This brings us to gorgeous song The Dreamer, sung in both English and Spanish and written with Eugene Rodriguez of LA collective Los Cenzontles and Los Lobos legend David Hidalgo.
Against the backdrop of Donald Trump’s infamous border wall, it tells the story of a Mexican migrant who settled in the States as a child only to receive a deportation order when she was older.
“I know Lucina,” says Browne of the deportee. “All I can say is how good these people are. They’ve given so much to our country.”
He believes “the wall is there to manipulate people’s fears and a blatant, disgusting attempt to portray the United States as being under siege”.
Only last year, a film called Linda And The Mockingbirds, showed Browne and Mexican-American icon Linda Ronstadt travelling by bus from the Bay Area of San Francisco to the small town where her grandfather grew up.
He says: “On that trip, we saw concertina wire strung up across the border. You see Lucina sitting at the crossing talking about what it’s like to come to the States as a young person, only to be discriminated against. It’s heartbreaking.
“Your heart gets engaged and that’s what I want from a song, to appeal to people’s emotions.”
Another effort ticking that box is Love Is Love, inspired Browne’s trips to poverty-stricken, trouble-torn Haiti where he witnessed the blossoming of both a school and a music studio.
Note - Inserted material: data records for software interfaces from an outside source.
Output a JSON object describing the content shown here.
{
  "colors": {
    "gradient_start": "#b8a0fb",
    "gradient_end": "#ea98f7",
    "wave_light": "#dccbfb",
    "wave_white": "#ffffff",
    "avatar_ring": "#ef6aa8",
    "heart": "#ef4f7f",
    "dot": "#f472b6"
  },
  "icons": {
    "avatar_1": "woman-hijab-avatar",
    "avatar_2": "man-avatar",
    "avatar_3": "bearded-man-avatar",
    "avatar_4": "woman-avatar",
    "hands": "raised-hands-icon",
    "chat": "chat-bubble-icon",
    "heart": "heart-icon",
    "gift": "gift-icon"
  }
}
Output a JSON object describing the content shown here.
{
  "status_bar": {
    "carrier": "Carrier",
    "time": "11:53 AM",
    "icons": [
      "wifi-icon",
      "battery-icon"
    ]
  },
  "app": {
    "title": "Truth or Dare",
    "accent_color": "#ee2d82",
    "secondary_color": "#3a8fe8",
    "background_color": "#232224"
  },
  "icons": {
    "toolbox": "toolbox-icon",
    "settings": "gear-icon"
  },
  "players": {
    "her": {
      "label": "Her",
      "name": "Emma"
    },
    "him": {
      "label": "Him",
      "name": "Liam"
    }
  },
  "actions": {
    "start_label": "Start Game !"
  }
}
“The poverty is so omnipresent but what you’re left with is this incredible spirit,” he says.
The song focuses on a young couple who fall in love despite their surroundings, where communities “live in tin shacks with mud floors”.
The final verse speaks of Father Rick Frechette, a selfless soul who has devoted his life to making Haiti a better place.
Browne says: “The guy went there as a priest but they said, ‘We don’t need a priest, we need a doctor’. So he became a doctor, came back and built hospitals . . . a real example of the imitation of Christ.
“He lives in a tiny room in a hospital, with no possessions, and all he does is meet the needs of these people.”
What you get from both Browne’s music and his every word is empathy with his fellow humans.
He, like the rest of us, is enduring a period like no other because of the Covid-19 pandemic, including having a mild dose of the disease in March 2020. As our chat winds up, he reflects on the different world we find ourselves in.
“I was in a restaurant last night where people were eating indoors and everybody was saying, ‘This is great’. We’re returning to a kind of normalcy but with insights we’ve been given during the pandemic year.
“We’ve examined what it means to be in the world where the health of others very much impacts on the health of ourselves. So we have to fashion a world that works for everybody. The ideals of inclusion, fairness and justice are very much a part of that fabric.”
He also returns to a subject that looms large in his mind: “We have an existential threat to the oceans. Half the oxygen we breathe comes from the ocean and there are dead spots because of human activity. We have enormous challenges to manage this world better.”
Browne’s last word, however, is on music and playing live again. “I want be in a concert where people are safe. But if we want to go back to what we had, we have to go forward to get it.”